== WHAT YOU SHOULD DO ==
Pull every line with "image" from the data below and copy it.

[Web page and app entries]
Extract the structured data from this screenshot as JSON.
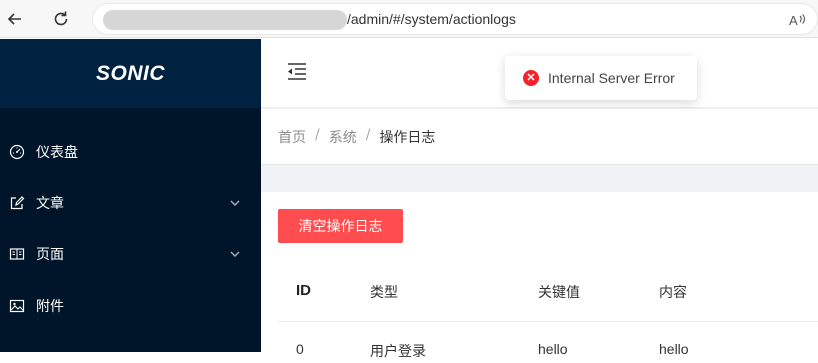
{
  "browser": {
    "url_path": "/admin/#/system/actionlogs",
    "read_aloud_label": "Aͅ"
  },
  "sidebar": {
    "logo": "SONIC",
    "items": [
      {
        "label": "仪表盘",
        "icon": "dashboard-icon",
        "has_submenu": false
      },
      {
        "label": "文章",
        "icon": "edit-icon",
        "has_submenu": true
      },
      {
        "label": "页面",
        "icon": "book-icon",
        "has_submenu": true
      },
      {
        "label": "附件",
        "icon": "picture-icon",
        "has_submenu": false
      }
    ]
  },
  "breadcrumb": {
    "items": [
      "首页",
      "系统",
      "操作日志"
    ],
    "separator": "/"
  },
  "toast": {
    "message": "Internal Server Error",
    "type": "error"
  },
  "actions": {
    "clear_label": "清空操作日志"
  },
  "table": {
    "columns": [
      "ID",
      "类型",
      "关键值",
      "内容"
    ],
    "rows": [
      [
        "0",
        "用户登录",
        "hello",
        "hello"
      ]
    ]
  },
  "colors": {
    "sidebar_bg": "#001529",
    "logo_bg": "#002140",
    "danger": "#ff4d4f",
    "error_icon": "#f5222d"
  }
}
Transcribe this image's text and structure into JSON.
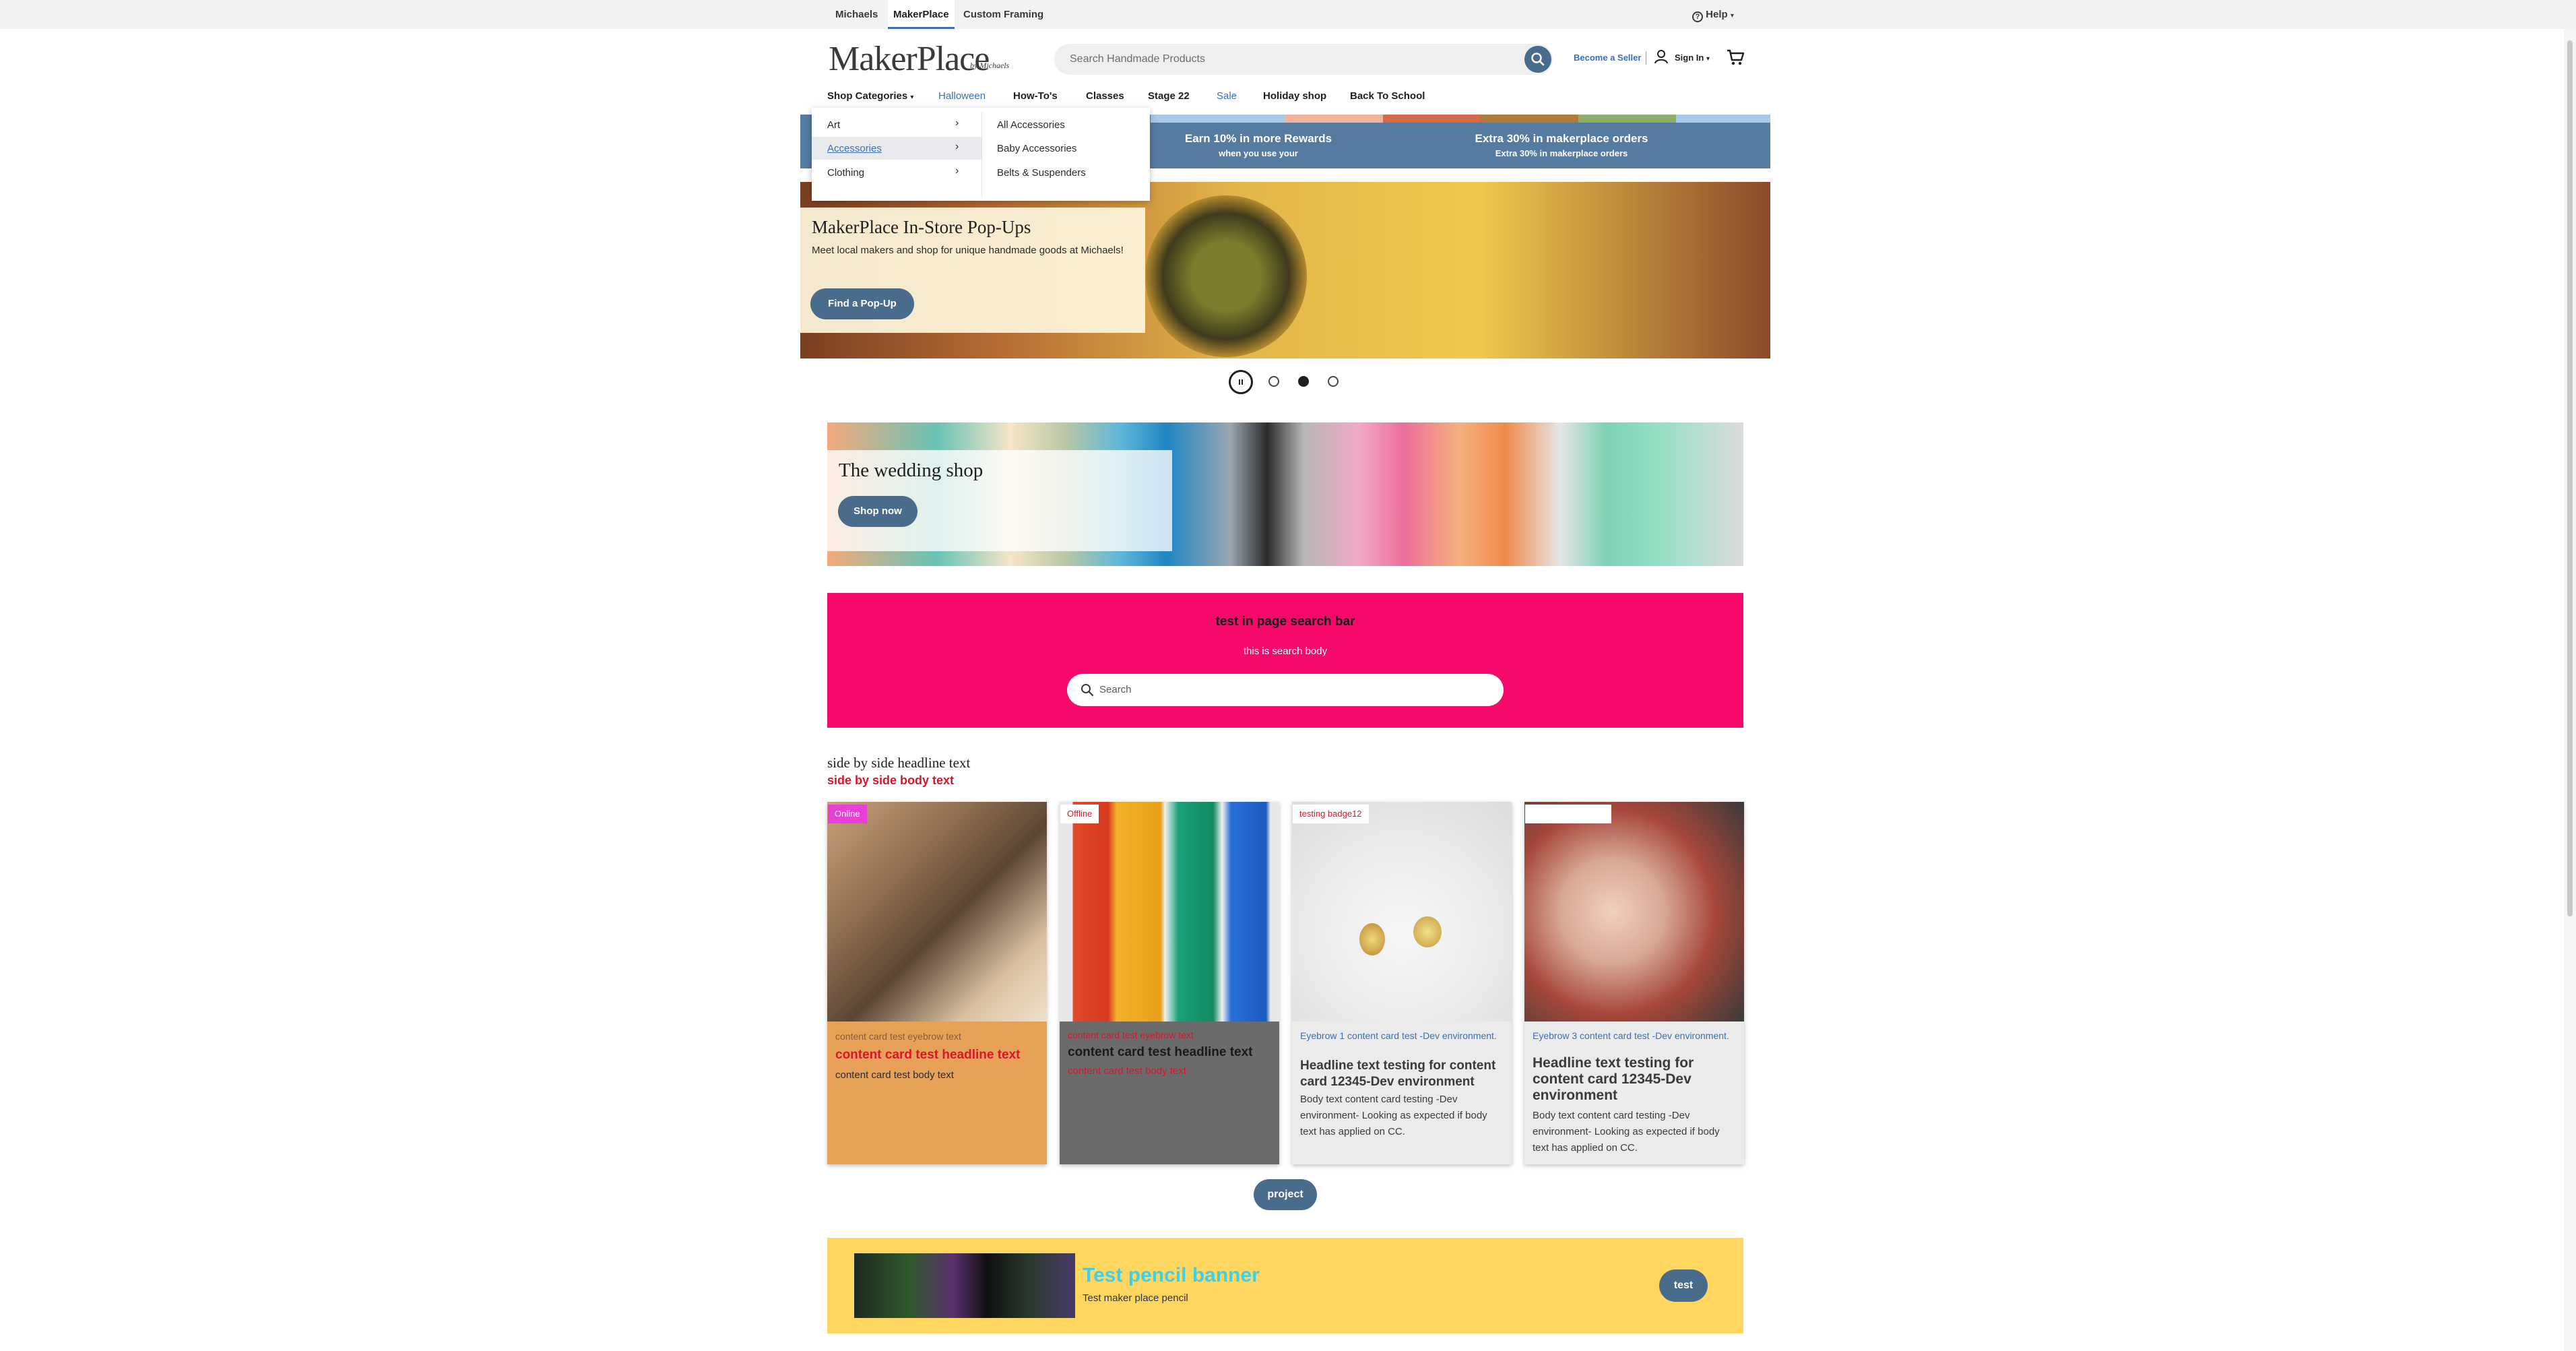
{
  "top_bar": {
    "links": [
      "Michaels",
      "MakerPlace",
      "Custom Framing"
    ],
    "help": "Help"
  },
  "header": {
    "logo": "MakerPlace",
    "logo_by": "by Michaels",
    "search_placeholder": "Search Handmade Products",
    "become_seller": "Become a Seller",
    "sign_in": "Sign In"
  },
  "nav": {
    "items": [
      "Shop Categories",
      "Halloween",
      "How-To's",
      "Classes",
      "Stage 22",
      "Sale",
      "Holiday shop",
      "Back To School"
    ]
  },
  "dropdown": {
    "categories": [
      "Art",
      "Accessories",
      "Clothing"
    ],
    "selected": "Accessories",
    "subitems": [
      "All Accessories",
      "Baby Accessories",
      "Belts & Suspenders"
    ]
  },
  "promo": {
    "items": [
      {
        "title": "Earn 10% in more Rewards",
        "sub": "when you use your"
      },
      {
        "title": "Extra 30% in makerplace orders",
        "sub": "Extra 30% in makerplace orders"
      }
    ]
  },
  "hero": {
    "title": "MakerPlace In-Store Pop-Ups",
    "body": "Meet local makers and shop for unique handmade goods at Michaels!",
    "button": "Find a Pop-Up",
    "slides": 4,
    "active_slide": 3
  },
  "wedding": {
    "title": "The wedding shop",
    "button": "Shop now"
  },
  "page_search": {
    "title": "test in page search bar",
    "body": "this is search body",
    "placeholder": "Search"
  },
  "side_by_side": {
    "headline": "side by side headline text",
    "body": "side by side body text"
  },
  "cards": [
    {
      "badge": "Online",
      "badge_bg": "#e83fd8",
      "badge_color": "#ffffff",
      "bg": "#e8a158",
      "eyebrow": "content card test eyebrow text",
      "eyebrow_color": "#8a5a30",
      "headline": "content card test headline text",
      "headline_color": "#d9152c",
      "body": "content card test body text",
      "body_color": "#2b2b2b",
      "image": "woman-with-laptop"
    },
    {
      "badge": "Offline",
      "badge_bg": "#ffffff",
      "badge_color": "#d9152c",
      "bg": "#6b6b6b",
      "eyebrow": "content card test eyebrow text",
      "eyebrow_color": "#d9152c",
      "headline": "content card test headline text",
      "headline_color": "#1a1a1a",
      "body": "content card test body text",
      "body_color": "#d9152c",
      "image": "vinyl-rolls"
    },
    {
      "badge": "testing badge12",
      "badge_bg": "#ffffff",
      "badge_color": "#d9152c",
      "bg": "#ebebeb",
      "eyebrow": "Eyebrow 1 content card test -Dev environment.",
      "eyebrow_color": "#3b6fb4",
      "headline": "Headline text testing for content card 12345-Dev environment",
      "headline_color": "#3a3a3a",
      "body": "Body text content card testing -Dev environment- Looking as expected if body text has applied on CC.",
      "body_color": "#3a3a3a",
      "image": "gold-lockets"
    },
    {
      "badge": "",
      "badge_bg": "#ffffff",
      "badge_color": "#d9152c",
      "bg": "#ebebeb",
      "eyebrow": "Eyebrow 3 content card test -Dev environment.",
      "eyebrow_color": "#3b6fb4",
      "headline": "Headline text testing for content card 12345-Dev environment",
      "headline_color": "#3a3a3a",
      "body": "Body text content card testing -Dev environment- Looking as expected if body text has applied on CC.",
      "body_color": "#3a3a3a",
      "image": "beading-hands"
    }
  ],
  "project_button": "project",
  "pencil": {
    "title": "Test pencil banner",
    "subtitle": "Test maker place pencil",
    "button": "test"
  },
  "colors": {
    "accent_blue": "#4a6c8c",
    "link_blue": "#3b6fb4",
    "pink": "#f5096a",
    "red": "#d9152c",
    "yellow": "#ffd760"
  }
}
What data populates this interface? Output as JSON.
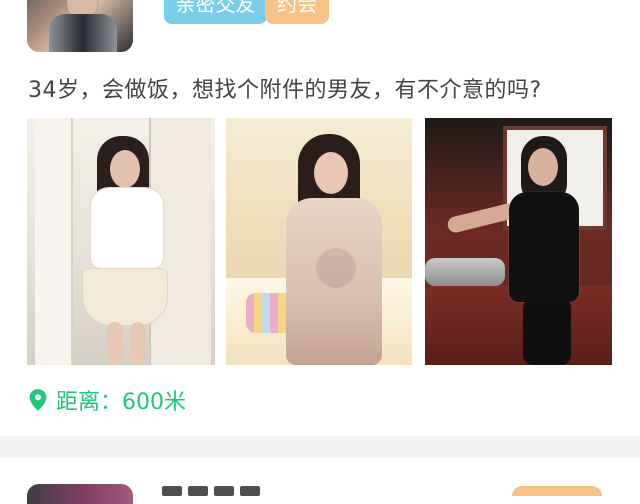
{
  "post": {
    "tags": [
      {
        "label": "亲密交友",
        "color": "#79cfe7"
      },
      {
        "label": "约会",
        "color": "#f8c185"
      }
    ],
    "text": "34岁，会做饭，想找个附件的男友，有不介意的吗?",
    "photos": [
      {
        "name": "photo-1"
      },
      {
        "name": "photo-2"
      },
      {
        "name": "photo-3"
      }
    ],
    "distance": {
      "text": "距离：600米",
      "icon": "location-pin-icon",
      "color": "#21c87a"
    }
  },
  "next_post": {
    "tag_color": "#f8c185"
  }
}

== ANSWER SECTION ==
Transcribe this image's text and structure into JSON.
      "image": "woman-with-laptop"
      "image": "vinyl-rolls"
      "image": "gold-lockets"
      "image": "beading-hands"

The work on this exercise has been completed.